“When Was the Last Time” (Capitol Nashville)
It’s been almost a decade since Rucker went from being “that Burger King commercial guy” (or, okay, the face of Hootie) to unexpectedly becoming one of the kings of modern country. For his fifth album since going Nashville, Rucker has managed to find a surprising amount of variety within the genre, including homage to the ‘60s countrypolitan style with “Another Night With You.” He also has an all-star grabber in “Straight to Hell,” which makes a million dollar quartet out of himself, Luke Bryan, Charles Kelley, and Jason Aldean. (Oct. 20)

Taylor Swift
“Reputation” (Big Machine)
Fans and the world’s remaining music retailers have reason to rejoice: Another Christmas won’t go by with no new Taylor tunes under the tree, after going three years between releases instead of her usual reliable two. Now that she’s shaken off that groping case, and teased us all with a social media blackout followed by a twitchy snake, Taylor Swift finally announced her sixth studio album, “Reputation,” on Wednesday. (Nov. 10)

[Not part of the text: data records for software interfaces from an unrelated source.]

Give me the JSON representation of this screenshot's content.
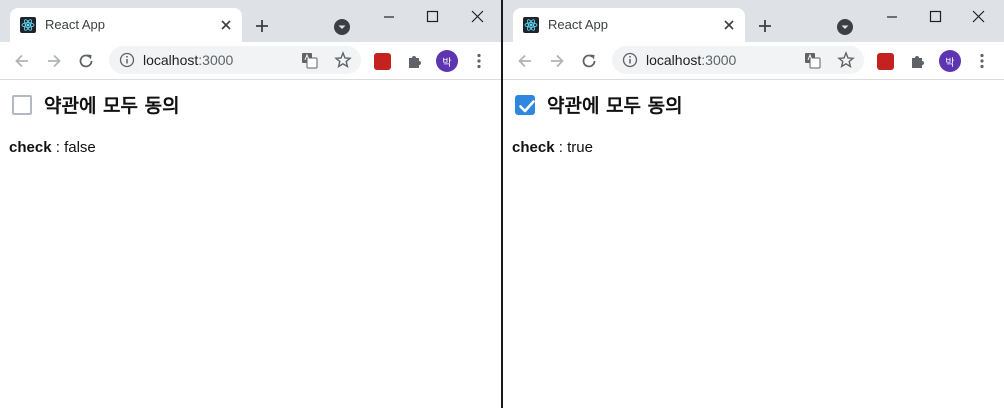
{
  "windows": [
    {
      "tab_title": "React App",
      "url_host": "localhost",
      "url_port": ":3000",
      "avatar_text": "박",
      "checkbox_label": "약관에 모두 동의",
      "checked": false,
      "status_key": "check",
      "status_sep": " : ",
      "status_value": "false"
    },
    {
      "tab_title": "React App",
      "url_host": "localhost",
      "url_port": ":3000",
      "avatar_text": "박",
      "checkbox_label": "약관에 모두 동의",
      "checked": true,
      "status_key": "check",
      "status_sep": " : ",
      "status_value": "true"
    }
  ],
  "colors": {
    "checkbox_checked": "#2f88e0",
    "checkbox_border": "#b3b9c4",
    "avatar": "#5e35b1",
    "tabbar": "#dee1e6"
  }
}
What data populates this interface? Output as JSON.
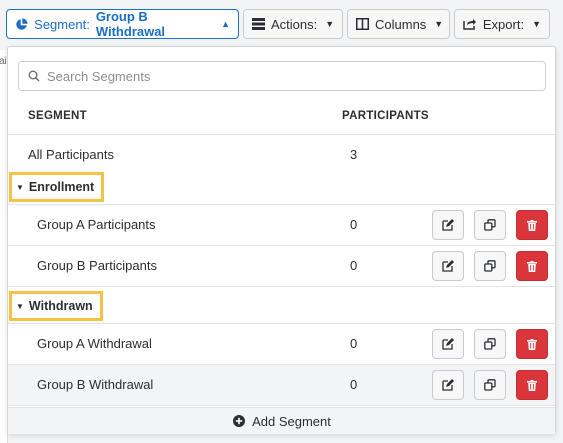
{
  "toolbar": {
    "segment_label": "Segment:",
    "segment_value": "Group B Withdrawal",
    "actions_label": "Actions:",
    "columns_label": "Columns",
    "export_label": "Export:"
  },
  "background_fragment": "ai",
  "search": {
    "placeholder": "Search Segments"
  },
  "table": {
    "headers": {
      "segment": "SEGMENT",
      "participants": "PARTICIPANTS"
    },
    "all_row": {
      "name": "All Participants",
      "count": "3"
    },
    "groups": [
      {
        "label": "Enrollment",
        "rows": [
          {
            "name": "Group A Participants",
            "count": "0"
          },
          {
            "name": "Group B Participants",
            "count": "0"
          }
        ]
      },
      {
        "label": "Withdrawn",
        "rows": [
          {
            "name": "Group A Withdrawal",
            "count": "0"
          },
          {
            "name": "Group B Withdrawal",
            "count": "0"
          }
        ]
      }
    ]
  },
  "footer": {
    "add_label": "Add Segment"
  },
  "colors": {
    "accent": "#1a6fc4",
    "highlight": "#f5c242",
    "danger": "#d9353b"
  }
}
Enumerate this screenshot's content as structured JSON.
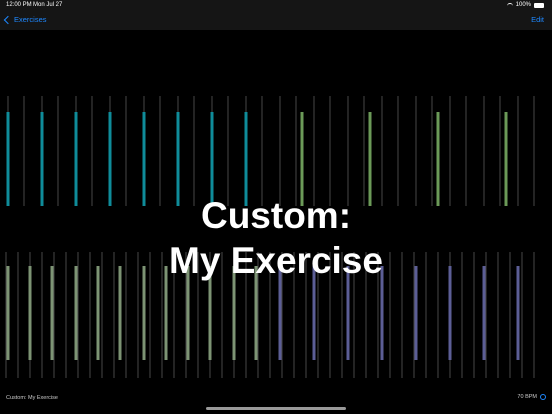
{
  "status": {
    "time": "12:00 PM",
    "date": "Mon Jul 27",
    "battery": "100%"
  },
  "nav": {
    "back_label": "Exercises",
    "edit_label": "Edit"
  },
  "main": {
    "title_line1": "Custom:",
    "title_line2": "My Exercise"
  },
  "footer": {
    "exercise_label": "Custom: My Exercise",
    "tempo": "70 BPM"
  },
  "colors": {
    "teal": "#0f8c9a",
    "green": "#6b9a58",
    "sage": "#7d9474",
    "purple": "#5c5e96",
    "accent": "#1e88ff"
  },
  "icons": [
    "wifi-icon",
    "battery-icon",
    "chevron-left-icon",
    "gear-icon"
  ]
}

Chris Stapleton
“From A Room: Vol. 2” (Mercury Nashville)
Stapleton has the two biggest selling country albums of the year so far, in 2015’s still-hot “Traveller” and the May release “From A Room: Vol. 1.” Could he end 2017 with the year’s top three? Very possibly. The prodigiously growly singer split his “From A Room” project into two halves, and though no track listings have been announced for the TBD “Vol. 2,” it’s likely to be in the same winning Tennessee blues-rock vein that’s made him an authentic hero in and out of country.

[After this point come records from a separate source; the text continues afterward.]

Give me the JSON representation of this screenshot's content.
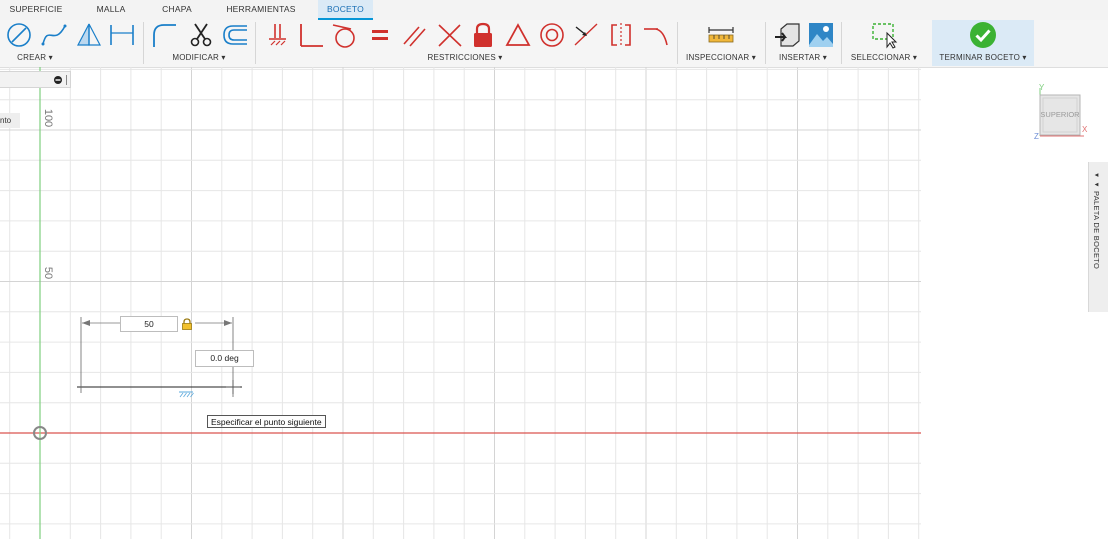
{
  "tabs": [
    {
      "label": "SUPERFICIE",
      "active": false
    },
    {
      "label": "MALLA",
      "active": false
    },
    {
      "label": "CHAPA",
      "active": false
    },
    {
      "label": "HERRAMIENTAS",
      "active": false
    },
    {
      "label": "BOCETO",
      "active": true
    }
  ],
  "toolbar": {
    "groups": {
      "crear": "CREAR ▾",
      "modificar": "MODIFICAR ▾",
      "restricciones": "RESTRICCIONES ▾",
      "inspeccionar": "INSPECCIONAR ▾",
      "insertar": "INSERTAR ▾",
      "seleccionar": "SELECCIONAR ▾",
      "terminar": "TERMINAR BOCETO ▾"
    },
    "icons": {
      "crear": [
        "line-icon",
        "spline-icon",
        "triangle-icon",
        "dimension-icon"
      ],
      "modificar": [
        "fillet-icon",
        "scissors-icon",
        "offset-icon"
      ],
      "restricciones": [
        "fix-icon",
        "perpendicular-icon",
        "tangent-icon",
        "equal-icon",
        "parallel-icon",
        "intersect-icon",
        "lock-icon",
        "triangle-constraint-icon",
        "concentric-icon",
        "midpoint-icon",
        "symmetry-icon",
        "curvature-icon"
      ],
      "inspeccionar": [
        "measure-icon"
      ],
      "insertar": [
        "insert-icon",
        "image-icon"
      ],
      "seleccionar": [
        "select-window-icon"
      ],
      "terminar": [
        "finish-check-icon"
      ]
    },
    "colors": {
      "accent": "#0696d7",
      "constraint": "#d0312d",
      "finish": "#3bb233"
    }
  },
  "browser": {
    "item_text": "nto"
  },
  "canvas": {
    "axis_labels": [
      "100",
      "50"
    ],
    "dimension_length": "50",
    "dimension_angle": "0.0 deg",
    "tooltip": "Especificar el punto siguiente",
    "colors": {
      "grid": "#e6e6e6",
      "x_axis": "#d9534f",
      "y_axis": "#7fcf7f",
      "sketch": "#222222"
    }
  },
  "viewcube": {
    "face": "SUPERIOR",
    "axis_y": "Y",
    "axis_x": "X",
    "axis_z": "Z"
  },
  "palette": {
    "label": "◂◂ PALETA DE BOCETO"
  }
}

Title TBD (Shady/Aftermath/Interscope)

Detroit’s reclusive bad-boy bard recently hinted that a new album is coming soon, and both 2 Chainz and mentor-producer Dr. Dre have worked on material with the rapper in recent months. Details are skimpy, but with his 45th birthday approaching, one would hope that this enormously gifted MC, whose intricate lyrics are among the greatest in rap history, will take a tip from Jay-Z’s “4:44” and find a way to age gracefully rather than fall back on his default toilet humor and dated pop-culture references.

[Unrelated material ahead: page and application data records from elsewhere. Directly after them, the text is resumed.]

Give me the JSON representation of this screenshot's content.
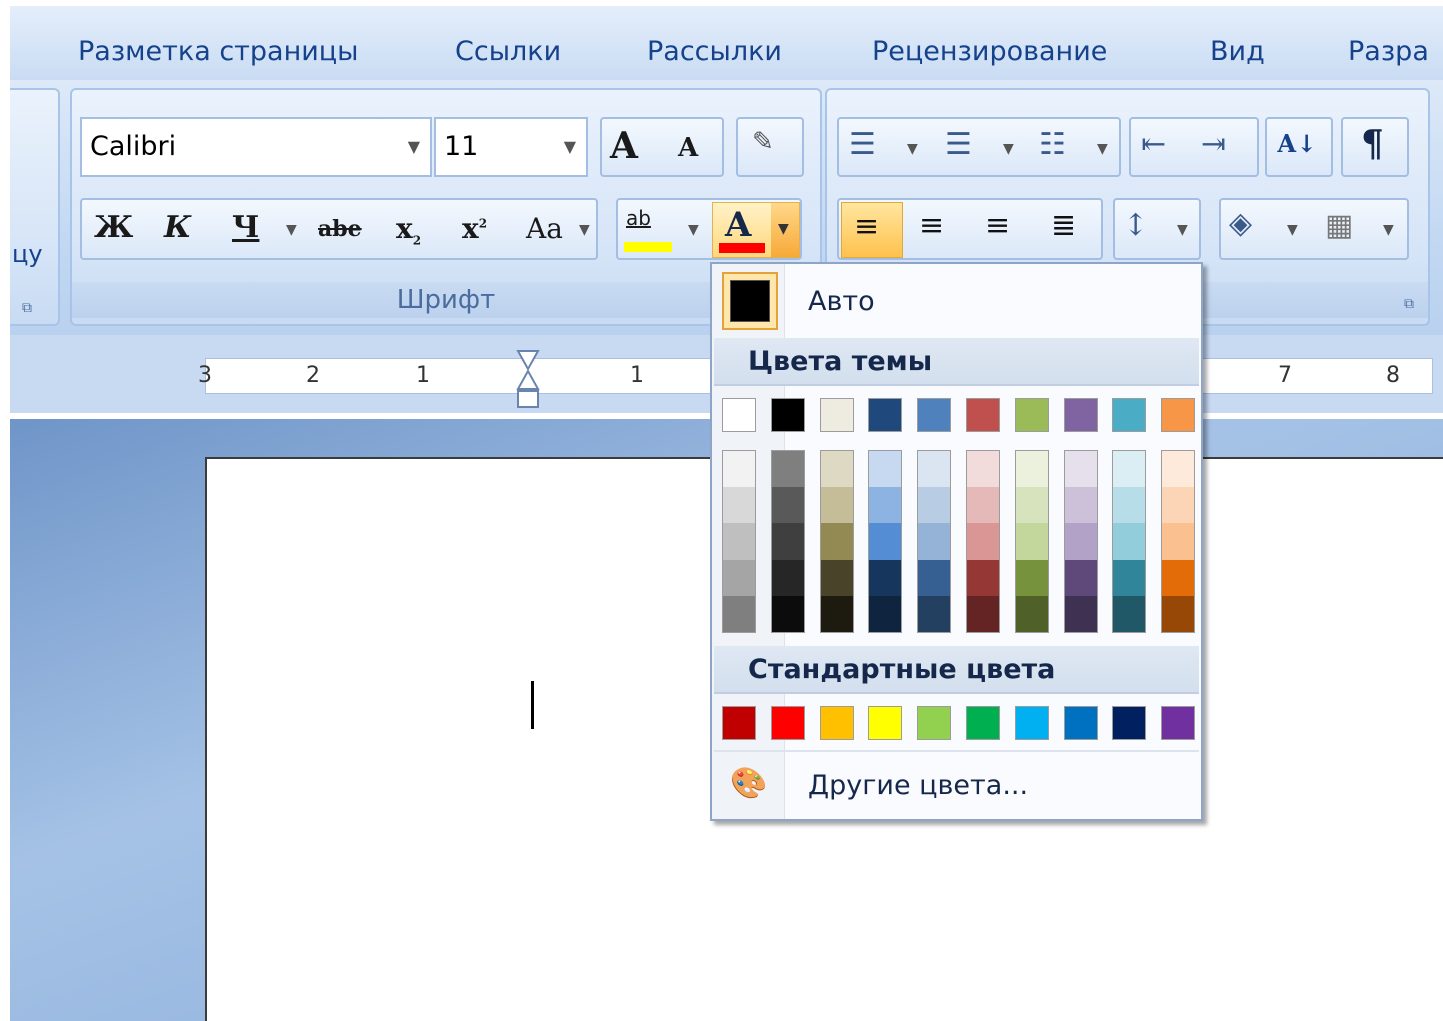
{
  "tabs": [
    "Разметка страницы",
    "Ссылки",
    "Рассылки",
    "Рецензирование",
    "Вид",
    "Разра"
  ],
  "ribbon": {
    "left_cut_text": "цу",
    "font_group": {
      "title": "Шрифт",
      "font_name": "Calibri",
      "font_size": "11",
      "grow_label": "A",
      "shrink_label": "A",
      "bold_label": "Ж",
      "italic_label": "К",
      "underline_label": "Ч",
      "strike_label": "abe",
      "subscript_label": "x",
      "superscript_label": "x",
      "case_label": "Aa",
      "highlight_label": "ab",
      "font_color_label": "A"
    },
    "paragraph_group": {
      "sort_label": "А↓",
      "pilcrow_label": "¶"
    }
  },
  "ruler": {
    "left_numbers": [
      "3",
      "2",
      "1"
    ],
    "right_numbers": [
      "1"
    ],
    "far_numbers": [
      "7",
      "8"
    ]
  },
  "color_menu": {
    "auto_label": "Авто",
    "theme_header": "Цвета темы",
    "standard_header": "Стандартные цвета",
    "more_colors_label": "Другие цвета...",
    "theme_colors": [
      "#ffffff",
      "#000000",
      "#eeece1",
      "#1f497d",
      "#4f81bd",
      "#c0504d",
      "#9bbb59",
      "#8064a2",
      "#4bacc6",
      "#f79646"
    ],
    "theme_shades": [
      [
        "#f2f2f2",
        "#d8d8d8",
        "#bfbfbf",
        "#a5a5a5",
        "#7f7f7f"
      ],
      [
        "#7f7f7f",
        "#595959",
        "#3f3f3f",
        "#262626",
        "#0c0c0c"
      ],
      [
        "#ddd9c3",
        "#c4bd97",
        "#938953",
        "#494429",
        "#1d1b10"
      ],
      [
        "#c6d9f0",
        "#8db3e2",
        "#548dd4",
        "#17365d",
        "#0f243e"
      ],
      [
        "#dbe5f1",
        "#b8cce4",
        "#95b3d7",
        "#366092",
        "#244061"
      ],
      [
        "#f2dcdb",
        "#e5b9b7",
        "#d99694",
        "#953734",
        "#632423"
      ],
      [
        "#ebf1dd",
        "#d7e3bc",
        "#c3d69b",
        "#76923c",
        "#4f6128"
      ],
      [
        "#e5e0ec",
        "#ccc1d9",
        "#b2a2c7",
        "#5f497a",
        "#3f3151"
      ],
      [
        "#dbeef3",
        "#b7dde8",
        "#92cddc",
        "#31859b",
        "#205867"
      ],
      [
        "#fdeada",
        "#fbd5b5",
        "#fac08f",
        "#e36c09",
        "#974806"
      ]
    ],
    "standard_colors": [
      "#c00000",
      "#ff0000",
      "#ffc000",
      "#ffff00",
      "#92d050",
      "#00b050",
      "#00b0f0",
      "#0070c0",
      "#002060",
      "#7030a0"
    ]
  }
}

Kelly Clarkson 
Title TBD (Atlantic)
“It’s got a lot of sass,” Kelly Clarkson said in May of her forthcoming seventh album, her debut for Atlantic. “My backup singers who’ve worked with me for years said, ‘It’s the first time you’ve done a record that’s, like, full-on your personality.’” Not much more has been revealed about the album, which she’s described as a mix of “urban, pop, soulful R&B’” — but the prospect of her powerhouse voice wrapping itself around songs like that should have fans panting with anticipation.

Travis Scott & Quavo
Title TBD (Epic)
If their features together are any indication — Young Thug’s “Pick Up the Phone,” Major Lazer’s “Know No Better,” and the weakest of the lot, Drake’s “Portland“ — this much-discussed collaboration between Mr. Kylie Jenner and one-third of Migos should be hot if a little mixtape-ish. The challenge will be finding the time to finish it off: Scott was last seen atop a giant fake hawk while opening for Kendrick Lamar and Quavo is one of the most in-demand feature artists in hip-hop, in addition to his full-time gig. Still, it’s on Epic’s release schedule for the fall…

Title TBD (Interscope)

Touring might aside, U2 has had a rough go of it these last few years, mostly due to the hit-and-miss “Songs of Innocence,” released in 2014. More a collection of songs than a fully realized album, it never quite got the traction expected of a band with U2’s track record. But its tepid reception also gave the group something to prove, a challenge Bono and Co. have always relished. Signs point to a December release for what will be the band’s 14th studio album, and song snippets that have trickled out signal a return to the unapologetic rock-pop of the “Vertigo” years.